Libertarian law professor Richard Epstein discusses New York’s Martin Act, the elastic securities fraud law whose powers have been wielded by Eric Schneiderman, Eliot Spitzer, and Andrew Cuomo, among others. [Troy Senik, Ricochet podcast] Earlier here.
Months of agitation promoting a government investigation of supposedly wrongful advocacy on the issue of climate change have begun to pay off. As Holman Jenkins [paywall] notes, purportedly levelheaded Democrats and environmentalists are now jumping on the bandwagon for a probe of possible unlawful speech or non-speech by energy companies and advocacy groups they’ve backed. Perhaps the most remarkable name on that list is Hillary Clinton, who said the other day in New Hampshire, referring to Exxon, “There’s a lot of evidence that they misled people.” That’s right: Hillary Clinton, of all people, now wants to make it unlawful for those who engage in public controversy to mislead people.
The first high-profile law enforcer to bite, it seems, will be Eric Schneiderman, whose doings I’ve examined at length lately. “The New York attorney general has launched an investigation into Exxon Mobil to determine whether the country’s largest oil and gas company lied to investors about how global warming could hurt its balance sheets and also hid the risks posed by climate change from the public,” reports U.S. News. Show me the denier, as someone almost said, and I will find you the crime: “The Martin Act is a nearly empty vessel into which the AG can pour virtually any content that he wants,” as Reuters points out. More on the Martin Act here and here.
At Forbes, Daniel Fisher notes the possible origins of the legal action in an environmentalist-litigator confab in 2012 (“Climate Accountability Initiative”) in which participants speculated that getting access to the internal files of energy companies and advocacy groups could be a way to blow up the climate controversy politically. Fisher also notes that Justice Stephen Breyer, in the Nike v. Kasky case dismissed 12 years ago on other grounds, warned that it will tend to chill advocacy both truthful and otherwise by businesses if opponents can seize on disagreements on contentious public issues and run to court with complaints of consumer (or presumably securities) fraud.
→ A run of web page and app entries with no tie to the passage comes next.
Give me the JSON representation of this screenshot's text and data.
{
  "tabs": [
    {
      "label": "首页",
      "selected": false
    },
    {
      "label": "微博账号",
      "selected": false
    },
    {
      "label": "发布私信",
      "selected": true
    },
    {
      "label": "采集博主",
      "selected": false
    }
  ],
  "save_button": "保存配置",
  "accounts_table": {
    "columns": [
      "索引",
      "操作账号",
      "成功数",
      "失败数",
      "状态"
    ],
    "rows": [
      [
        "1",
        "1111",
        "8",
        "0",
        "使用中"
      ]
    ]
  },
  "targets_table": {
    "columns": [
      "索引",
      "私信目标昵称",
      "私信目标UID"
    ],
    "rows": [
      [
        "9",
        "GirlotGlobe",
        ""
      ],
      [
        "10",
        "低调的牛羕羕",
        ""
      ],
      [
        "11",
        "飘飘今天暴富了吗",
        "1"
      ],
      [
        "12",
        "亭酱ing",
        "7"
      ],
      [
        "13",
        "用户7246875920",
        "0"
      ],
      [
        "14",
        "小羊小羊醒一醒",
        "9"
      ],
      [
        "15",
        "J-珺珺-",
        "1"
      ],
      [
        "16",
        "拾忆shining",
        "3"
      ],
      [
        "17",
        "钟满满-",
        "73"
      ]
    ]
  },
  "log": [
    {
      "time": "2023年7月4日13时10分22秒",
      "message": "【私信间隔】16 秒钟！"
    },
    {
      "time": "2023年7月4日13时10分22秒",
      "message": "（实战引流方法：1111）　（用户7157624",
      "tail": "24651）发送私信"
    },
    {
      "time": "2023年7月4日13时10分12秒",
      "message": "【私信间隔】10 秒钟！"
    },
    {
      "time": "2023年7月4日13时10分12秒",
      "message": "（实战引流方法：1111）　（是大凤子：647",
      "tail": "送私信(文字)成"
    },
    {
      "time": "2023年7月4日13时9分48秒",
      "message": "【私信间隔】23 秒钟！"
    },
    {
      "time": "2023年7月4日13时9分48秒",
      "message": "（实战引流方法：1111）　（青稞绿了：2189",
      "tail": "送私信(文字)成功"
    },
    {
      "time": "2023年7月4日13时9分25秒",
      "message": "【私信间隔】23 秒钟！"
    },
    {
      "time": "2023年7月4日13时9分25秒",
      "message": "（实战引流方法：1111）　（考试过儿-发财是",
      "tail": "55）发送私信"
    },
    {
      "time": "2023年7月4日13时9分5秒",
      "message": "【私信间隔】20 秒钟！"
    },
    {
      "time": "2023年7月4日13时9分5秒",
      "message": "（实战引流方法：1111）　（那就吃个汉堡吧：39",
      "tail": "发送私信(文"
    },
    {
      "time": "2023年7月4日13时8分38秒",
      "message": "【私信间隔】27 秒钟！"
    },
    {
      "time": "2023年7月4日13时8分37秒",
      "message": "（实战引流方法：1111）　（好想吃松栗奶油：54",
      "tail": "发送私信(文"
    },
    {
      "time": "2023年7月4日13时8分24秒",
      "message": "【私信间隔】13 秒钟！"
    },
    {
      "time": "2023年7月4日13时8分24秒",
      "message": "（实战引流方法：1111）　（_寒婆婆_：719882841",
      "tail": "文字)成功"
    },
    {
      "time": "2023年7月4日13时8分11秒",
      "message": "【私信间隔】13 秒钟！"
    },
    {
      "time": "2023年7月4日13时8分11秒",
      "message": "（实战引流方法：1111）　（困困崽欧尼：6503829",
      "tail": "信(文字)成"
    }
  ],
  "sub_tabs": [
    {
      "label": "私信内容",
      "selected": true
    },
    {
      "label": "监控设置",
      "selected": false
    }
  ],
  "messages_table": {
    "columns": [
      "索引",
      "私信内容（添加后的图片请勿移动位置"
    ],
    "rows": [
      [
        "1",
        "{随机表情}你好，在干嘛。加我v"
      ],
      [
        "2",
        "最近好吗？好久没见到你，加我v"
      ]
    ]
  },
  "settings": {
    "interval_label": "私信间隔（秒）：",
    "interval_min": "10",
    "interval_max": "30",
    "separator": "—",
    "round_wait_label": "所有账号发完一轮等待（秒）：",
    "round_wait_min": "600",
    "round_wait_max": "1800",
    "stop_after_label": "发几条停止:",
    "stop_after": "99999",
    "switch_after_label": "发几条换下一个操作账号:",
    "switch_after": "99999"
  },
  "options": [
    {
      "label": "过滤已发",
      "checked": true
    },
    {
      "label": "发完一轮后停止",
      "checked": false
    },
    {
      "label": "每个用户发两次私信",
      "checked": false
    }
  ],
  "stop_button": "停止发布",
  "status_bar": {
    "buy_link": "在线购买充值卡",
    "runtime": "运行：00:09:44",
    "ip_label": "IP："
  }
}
Perhaps in this case chilling advocacy is the whole point. And very much related: my colleague Roger Pilon’s post last week, “Whatever Happened to the Left’s Love of Free Speech?“; Robert Samuelson (“The advocates of a probe into Exxon Mobil are essentially proposing that the company be punished for expressing its opinions.”)
- Arkansas: “‘Corruption of Blood’ Amendment Withdrawn After House Supporter Is Reminded What Century It Is” [Above the Law]
- George Zimmerman-Trayvon Martin case heads for trial [TalkLeft, Doug Mataconis, and Richard Hornsby via Megan McArdle on evidentiary standards, earlier]
- Is New Hampshire citizens’ group harassing town parking meter enforcers, or monitoring their work? [Union Leader, ABA Journal, Reason]
- New York politicos quarrel over Hank Greenberg suit, overbroad Martin Act is to blame [Bainbridge]
- Enforcement grabs higher-ups in Ralph Lauren Argentine customs bribery case [FCPA Professor, earlier]
- Who stole the tarts? “Mom has son arrested for stealing Pop-Tarts” [Lowering the Bar; Charlotte, N.C.] Tip from Georgia cops: avoid situations where you might have to cling to hood of moving car [same]
- “Omaha officers told: Don’t interfere with citizens’ right to record police activity” [Omaha World-Herald via @radleybalko (“Good work, Omaha.”)]
My new op-ed at the New York Post looks at the history of Spitzer-to-Cuomo-to-Eric Schneiderman prosecutorial overreach and asks: how exactly did the New York Attorney General come to have so much power with so little constraint? (& welcome Instapundit, Real Clear Markets, Timothy Carney/Examiner, CEI readers)